**WHAT YOU HAVE TO DO**
The answer must be an exact copy of every entry, with no pictures in it.

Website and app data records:
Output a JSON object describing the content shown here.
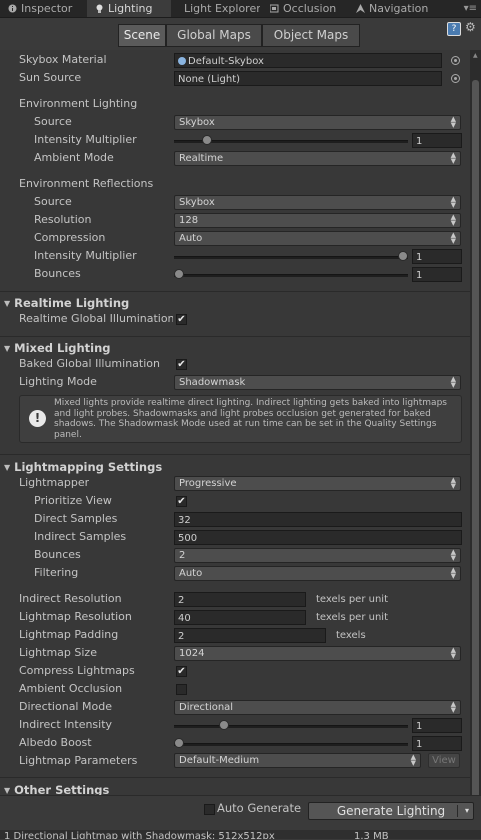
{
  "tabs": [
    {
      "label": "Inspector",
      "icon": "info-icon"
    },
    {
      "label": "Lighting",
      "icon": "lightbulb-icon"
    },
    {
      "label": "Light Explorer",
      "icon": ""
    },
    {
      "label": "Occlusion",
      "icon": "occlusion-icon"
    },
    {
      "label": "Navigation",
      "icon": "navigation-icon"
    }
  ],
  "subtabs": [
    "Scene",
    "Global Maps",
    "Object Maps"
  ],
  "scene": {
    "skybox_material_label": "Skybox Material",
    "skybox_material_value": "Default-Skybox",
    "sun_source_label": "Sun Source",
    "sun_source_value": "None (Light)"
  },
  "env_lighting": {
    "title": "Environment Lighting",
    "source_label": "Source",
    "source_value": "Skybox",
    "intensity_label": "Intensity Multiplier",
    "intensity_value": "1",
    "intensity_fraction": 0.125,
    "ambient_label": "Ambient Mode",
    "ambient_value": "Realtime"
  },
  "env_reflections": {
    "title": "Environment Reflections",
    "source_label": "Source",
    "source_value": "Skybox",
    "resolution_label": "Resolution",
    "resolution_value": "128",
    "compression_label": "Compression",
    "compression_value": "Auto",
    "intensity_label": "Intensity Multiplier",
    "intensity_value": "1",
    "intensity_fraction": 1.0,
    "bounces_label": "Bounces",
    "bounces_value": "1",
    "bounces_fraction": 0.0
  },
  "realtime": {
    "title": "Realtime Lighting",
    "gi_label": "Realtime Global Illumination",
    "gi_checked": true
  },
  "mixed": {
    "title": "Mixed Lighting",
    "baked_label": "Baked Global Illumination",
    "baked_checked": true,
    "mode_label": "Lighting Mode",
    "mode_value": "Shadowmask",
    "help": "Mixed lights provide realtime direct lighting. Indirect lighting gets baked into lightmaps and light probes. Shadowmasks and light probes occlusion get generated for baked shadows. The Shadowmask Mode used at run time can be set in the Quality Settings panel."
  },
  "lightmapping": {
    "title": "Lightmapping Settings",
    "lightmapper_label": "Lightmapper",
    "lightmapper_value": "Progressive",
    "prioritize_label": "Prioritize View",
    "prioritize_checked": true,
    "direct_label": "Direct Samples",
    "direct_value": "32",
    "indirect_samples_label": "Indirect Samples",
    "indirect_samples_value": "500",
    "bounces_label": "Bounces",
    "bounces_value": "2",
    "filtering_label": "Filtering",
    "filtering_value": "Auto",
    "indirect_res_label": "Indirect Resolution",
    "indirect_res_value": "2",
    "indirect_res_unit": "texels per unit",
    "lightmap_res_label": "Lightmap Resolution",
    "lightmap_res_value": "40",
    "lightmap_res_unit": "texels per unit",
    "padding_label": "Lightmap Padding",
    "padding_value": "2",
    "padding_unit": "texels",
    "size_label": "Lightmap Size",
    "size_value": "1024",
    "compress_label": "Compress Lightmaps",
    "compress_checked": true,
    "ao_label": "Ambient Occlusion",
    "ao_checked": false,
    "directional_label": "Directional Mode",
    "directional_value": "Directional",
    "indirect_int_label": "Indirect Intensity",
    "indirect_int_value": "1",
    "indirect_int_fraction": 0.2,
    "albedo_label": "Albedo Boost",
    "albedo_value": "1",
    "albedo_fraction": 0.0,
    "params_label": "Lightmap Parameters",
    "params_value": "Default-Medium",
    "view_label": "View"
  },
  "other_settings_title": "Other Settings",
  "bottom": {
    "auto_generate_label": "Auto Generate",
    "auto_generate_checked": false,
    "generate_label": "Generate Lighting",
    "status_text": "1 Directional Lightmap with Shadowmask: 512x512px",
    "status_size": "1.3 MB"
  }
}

**TASK ANSWER**
Output a JSON object describing the content shown here.
{
  "tabs": [
    {
      "label": "Inspector",
      "icon": "info-icon"
    },
    {
      "label": "Lighting",
      "icon": "lightbulb-icon"
    },
    {
      "label": "Light Explorer",
      "icon": ""
    },
    {
      "label": "Occlusion",
      "icon": "occlusion-icon"
    },
    {
      "label": "Navigation",
      "icon": "navigation-icon"
    }
  ],
  "subtabs": [
    "Scene",
    "Global Maps",
    "Object Maps"
  ],
  "scene": {
    "skybox_material_label": "Skybox Material",
    "skybox_material_value": "Default-Skybox",
    "sun_source_label": "Sun Source",
    "sun_source_value": "None (Light)"
  },
  "env_lighting": {
    "title": "Environment Lighting",
    "source_label": "Source",
    "source_value": "Skybox",
    "intensity_label": "Intensity Multiplier",
    "intensity_value": "1",
    "intensity_fraction": 0.125,
    "ambient_label": "Ambient Mode",
    "ambient_value": "Realtime"
  },
  "env_reflections": {
    "title": "Environment Reflections",
    "source_label": "Source",
    "source_value": "Skybox",
    "resolution_label": "Resolution",
    "resolution_value": "128",
    "compression_label": "Compression",
    "compression_value": "Auto",
    "intensity_label": "Intensity Multiplier",
    "intensity_value": "1",
    "intensity_fraction": 1.0,
    "bounces_label": "Bounces",
    "bounces_value": "1",
    "bounces_fraction": 0.0
  },
  "realtime": {
    "title": "Realtime Lighting",
    "gi_label": "Realtime Global Illumination",
    "gi_checked": true
  },
  "mixed": {
    "title": "Mixed Lighting",
    "baked_label": "Baked Global Illumination",
    "baked_checked": true,
    "mode_label": "Lighting Mode",
    "mode_value": "Shadowmask",
    "help": "Mixed lights provide realtime direct lighting. Indirect lighting gets baked into lightmaps and light probes. Shadowmasks and light probes occlusion get generated for baked shadows. The Shadowmask Mode used at run time can be set in the Quality Settings panel."
  },
  "lightmapping": {
    "title": "Lightmapping Settings",
    "lightmapper_label": "Lightmapper",
    "lightmapper_value": "Progressive",
    "prioritize_label": "Prioritize View",
    "prioritize_checked": true,
    "direct_label": "Direct Samples",
    "direct_value": "32",
    "indirect_samples_label": "Indirect Samples",
    "indirect_samples_value": "500",
    "bounces_label": "Bounces",
    "bounces_value": "2",
    "filtering_label": "Filtering",
    "filtering_value": "Auto",
    "indirect_res_label": "Indirect Resolution",
    "indirect_res_value": "2",
    "indirect_res_unit": "texels per unit",
    "lightmap_res_label": "Lightmap Resolution",
    "lightmap_res_value": "40",
    "lightmap_res_unit": "texels per unit",
    "padding_label": "Lightmap Padding",
    "padding_value": "2",
    "padding_unit": "texels",
    "size_label": "Lightmap Size",
    "size_value": "1024",
    "compress_label": "Compress Lightmaps",
    "compress_checked": true,
    "ao_label": "Ambient Occlusion",
    "ao_checked": false,
    "directional_label": "Directional Mode",
    "directional_value": "Directional",
    "indirect_int_label": "Indirect Intensity",
    "indirect_int_value": "1",
    "indirect_int_fraction": 0.2,
    "albedo_label": "Albedo Boost",
    "albedo_value": "1",
    "albedo_fraction": 0.0,
    "params_label": "Lightmap Parameters",
    "params_value": "Default-Medium",
    "view_label": "View"
  },
  "other_settings_title": "Other Settings",
  "bottom": {
    "auto_generate_label": "Auto Generate",
    "auto_generate_checked": false,
    "generate_label": "Generate Lighting",
    "status_text": "1 Directional Lightmap with Shadowmask: 512x512px",
    "status_size": "1.3 MB"
  }
}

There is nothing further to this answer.